Start of SUPPLIED INFORMATION
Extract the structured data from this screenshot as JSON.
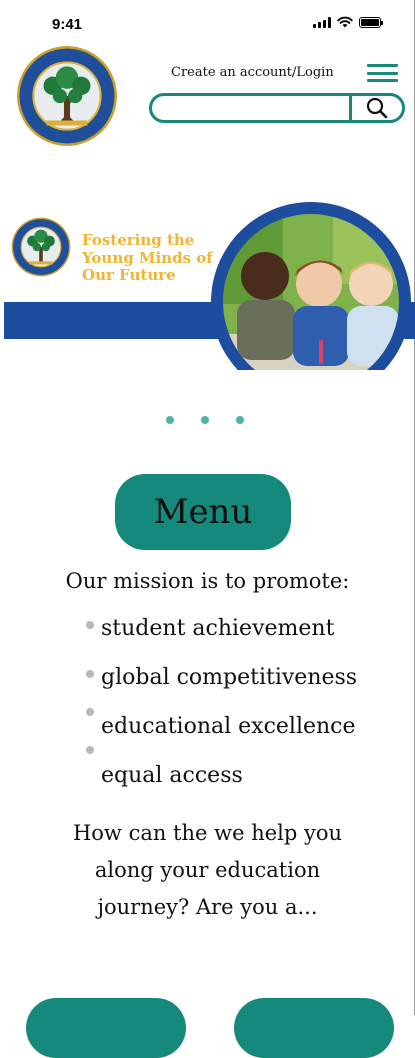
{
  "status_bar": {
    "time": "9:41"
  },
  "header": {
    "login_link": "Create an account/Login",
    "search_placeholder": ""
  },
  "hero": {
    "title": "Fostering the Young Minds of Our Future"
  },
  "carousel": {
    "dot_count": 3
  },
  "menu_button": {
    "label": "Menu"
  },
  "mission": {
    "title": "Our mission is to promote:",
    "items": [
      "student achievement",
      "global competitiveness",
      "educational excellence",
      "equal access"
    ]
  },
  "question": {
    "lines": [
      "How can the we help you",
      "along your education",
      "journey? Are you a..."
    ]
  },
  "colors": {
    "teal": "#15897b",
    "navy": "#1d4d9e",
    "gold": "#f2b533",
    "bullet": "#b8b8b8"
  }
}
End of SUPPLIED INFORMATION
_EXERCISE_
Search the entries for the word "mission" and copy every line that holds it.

_WRITTEN ANSWER_
  "mission": {
    "title": "Our mission is to promote:",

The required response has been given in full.